-- Records supplied follows --

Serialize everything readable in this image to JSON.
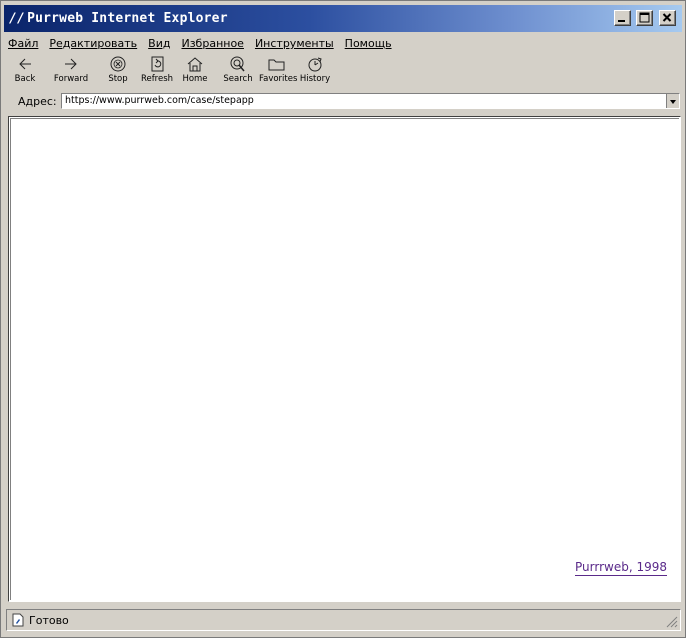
{
  "window": {
    "title_prefix": "//",
    "title": "Purrweb Internet Explorer"
  },
  "menu": [
    "Файл",
    "Редактировать",
    "Вид",
    "Избранное",
    "Инструменты",
    "Помощь"
  ],
  "toolbar": {
    "back": "Back",
    "forward": "Forward",
    "stop": "Stop",
    "refresh": "Refresh",
    "home": "Home",
    "search": "Search",
    "favorites": "Favorites",
    "history": "History"
  },
  "address": {
    "label": "Адрес:",
    "url": "https://www.purrweb.com/case/stepapp"
  },
  "content": {
    "credit": "Purrrweb, 1998"
  },
  "status": {
    "text": "Готово"
  },
  "colors": {
    "titlebar_start": "#0a246a",
    "titlebar_end": "#a6caf0",
    "chrome": "#d4d0c8",
    "credit_link": "#5a2a8a"
  },
  "icons": [
    "back-arrow-icon",
    "forward-arrow-icon",
    "stop-icon",
    "refresh-icon",
    "home-icon",
    "search-icon",
    "favorites-folder-icon",
    "history-icon",
    "page-icon",
    "resize-grip-icon"
  ]
}
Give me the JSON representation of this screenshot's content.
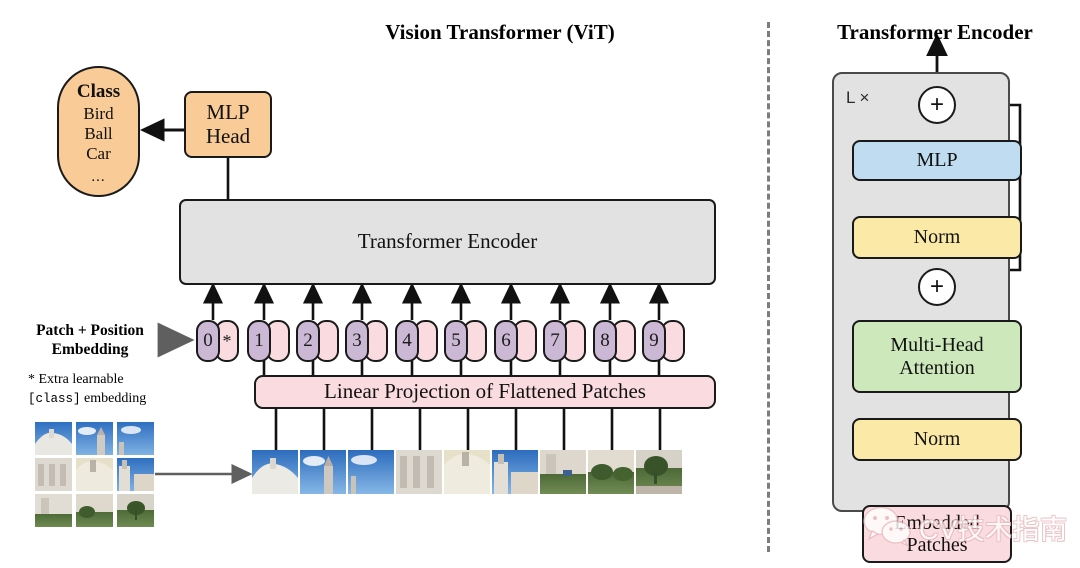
{
  "left_panel": {
    "title": "Vision Transformer (ViT)",
    "class_box": {
      "title": "Class",
      "items": [
        "Bird",
        "Ball",
        "Car"
      ],
      "ellipsis": "...",
      "color": "#f9cb97"
    },
    "mlp_head": {
      "line1": "MLP",
      "line2": "Head",
      "color": "#f9cb97"
    },
    "encoder_box": {
      "label": "Transformer Encoder",
      "color": "#e2e2e2"
    },
    "linear_projection": {
      "label": "Linear Projection of Flattened Patches",
      "color": "#fadce0"
    },
    "embedding_label": {
      "line1": "Patch + Position",
      "line2": "Embedding"
    },
    "extra_note": {
      "line1": "* Extra learnable",
      "mono_token": "[class]",
      "line2_rest": " embedding"
    },
    "tokens": [
      {
        "number": "0",
        "embedding_mark": "*"
      },
      {
        "number": "1",
        "embedding_mark": ""
      },
      {
        "number": "2",
        "embedding_mark": ""
      },
      {
        "number": "3",
        "embedding_mark": ""
      },
      {
        "number": "4",
        "embedding_mark": ""
      },
      {
        "number": "5",
        "embedding_mark": ""
      },
      {
        "number": "6",
        "embedding_mark": ""
      },
      {
        "number": "7",
        "embedding_mark": ""
      },
      {
        "number": "8",
        "embedding_mark": ""
      },
      {
        "number": "9",
        "embedding_mark": ""
      }
    ],
    "token_colors": {
      "number_pill": "#cbb8d4",
      "embedding_pill": "#fadce0"
    },
    "source_image": {
      "grid_rows": 3,
      "grid_cols": 3,
      "patch_count": 9
    }
  },
  "right_panel": {
    "title": "Transformer Encoder",
    "repeat_label": "L ×",
    "panel_color": "#e2e2e2",
    "blocks": [
      {
        "name": "add-top",
        "label": "+",
        "type": "residual-add"
      },
      {
        "name": "mlp",
        "label": "MLP",
        "color": "#bfdcf0"
      },
      {
        "name": "norm-upper",
        "label": "Norm",
        "color": "#fbe9a8"
      },
      {
        "name": "add-bottom",
        "label": "+",
        "type": "residual-add"
      },
      {
        "name": "multi-head-attention",
        "line1": "Multi-Head",
        "line2": "Attention",
        "color": "#cde8bb"
      },
      {
        "name": "norm-lower",
        "label": "Norm",
        "color": "#fbe9a8"
      },
      {
        "name": "embedded-patches",
        "line1": "Embedded",
        "line2": "Patches",
        "color": "#fadce0"
      }
    ]
  },
  "watermark": {
    "text": "CV技术指南"
  }
}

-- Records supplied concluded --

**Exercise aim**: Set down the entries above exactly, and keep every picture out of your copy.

**The completed task**:
Serialize everything readable in this image to JSON.
{
  "window": {
    "title_prefix": "//",
    "title": "Purrweb Internet Explorer"
  },
  "menu": [
    "Файл",
    "Редактировать",
    "Вид",
    "Избранное",
    "Инструменты",
    "Помощь"
  ],
  "toolbar": {
    "back": "Back",
    "forward": "Forward",
    "stop": "Stop",
    "refresh": "Refresh",
    "home": "Home",
    "search": "Search",
    "favorites": "Favorites",
    "history": "History"
  },
  "address": {
    "label": "Адрес:",
    "url": "https://www.purrweb.com/case/stepapp"
  },
  "content": {
    "credit": "Purrrweb, 1998"
  },
  "status": {
    "text": "Готово"
  },
  "colors": {
    "titlebar_start": "#0a246a",
    "titlebar_end": "#a6caf0",
    "chrome": "#d4d0c8",
    "credit_link": "#5a2a8a"
  },
  "icons": [
    "back-arrow-icon",
    "forward-arrow-icon",
    "stop-icon",
    "refresh-icon",
    "home-icon",
    "search-icon",
    "favorites-folder-icon",
    "history-icon",
    "page-icon",
    "resize-grip-icon"
  ]
}
Give me the JSON representation of this screenshot's content.
{
  "left_panel": {
    "title": "Vision Transformer (ViT)",
    "class_box": {
      "title": "Class",
      "items": [
        "Bird",
        "Ball",
        "Car"
      ],
      "ellipsis": "...",
      "color": "#f9cb97"
    },
    "mlp_head": {
      "line1": "MLP",
      "line2": "Head",
      "color": "#f9cb97"
    },
    "encoder_box": {
      "label": "Transformer Encoder",
      "color": "#e2e2e2"
    },
    "linear_projection": {
      "label": "Linear Projection of Flattened Patches",
      "color": "#fadce0"
    },
    "embedding_label": {
      "line1": "Patch + Position",
      "line2": "Embedding"
    },
    "extra_note": {
      "line1": "* Extra learnable",
      "mono_token": "[class]",
      "line2_rest": " embedding"
    },
    "tokens": [
      {
        "number": "0",
        "embedding_mark": "*"
      },
      {
        "number": "1",
        "embedding_mark": ""
      },
      {
        "number": "2",
        "embedding_mark": ""
      },
      {
        "number": "3",
        "embedding_mark": ""
      },
      {
        "number": "4",
        "embedding_mark": ""
      },
      {
        "number": "5",
        "embedding_mark": ""
      },
      {
        "number": "6",
        "embedding_mark": ""
      },
      {
        "number": "7",
        "embedding_mark": ""
      },
      {
        "number": "8",
        "embedding_mark": ""
      },
      {
        "number": "9",
        "embedding_mark": ""
      }
    ],
    "token_colors": {
      "number_pill": "#cbb8d4",
      "embedding_pill": "#fadce0"
    },
    "source_image": {
      "grid_rows": 3,
      "grid_cols": 3,
      "patch_count": 9
    }
  },
  "right_panel": {
    "title": "Transformer Encoder",
    "repeat_label": "L ×",
    "panel_color": "#e2e2e2",
    "blocks": [
      {
        "name": "add-top",
        "label": "+",
        "type": "residual-add"
      },
      {
        "name": "mlp",
        "label": "MLP",
        "color": "#bfdcf0"
      },
      {
        "name": "norm-upper",
        "label": "Norm",
        "color": "#fbe9a8"
      },
      {
        "name": "add-bottom",
        "label": "+",
        "type": "residual-add"
      },
      {
        "name": "multi-head-attention",
        "line1": "Multi-Head",
        "line2": "Attention",
        "color": "#cde8bb"
      },
      {
        "name": "norm-lower",
        "label": "Norm",
        "color": "#fbe9a8"
      },
      {
        "name": "embedded-patches",
        "line1": "Embedded",
        "line2": "Patches",
        "color": "#fadce0"
      }
    ]
  },
  "watermark": {
    "text": "CV技术指南"
  }
}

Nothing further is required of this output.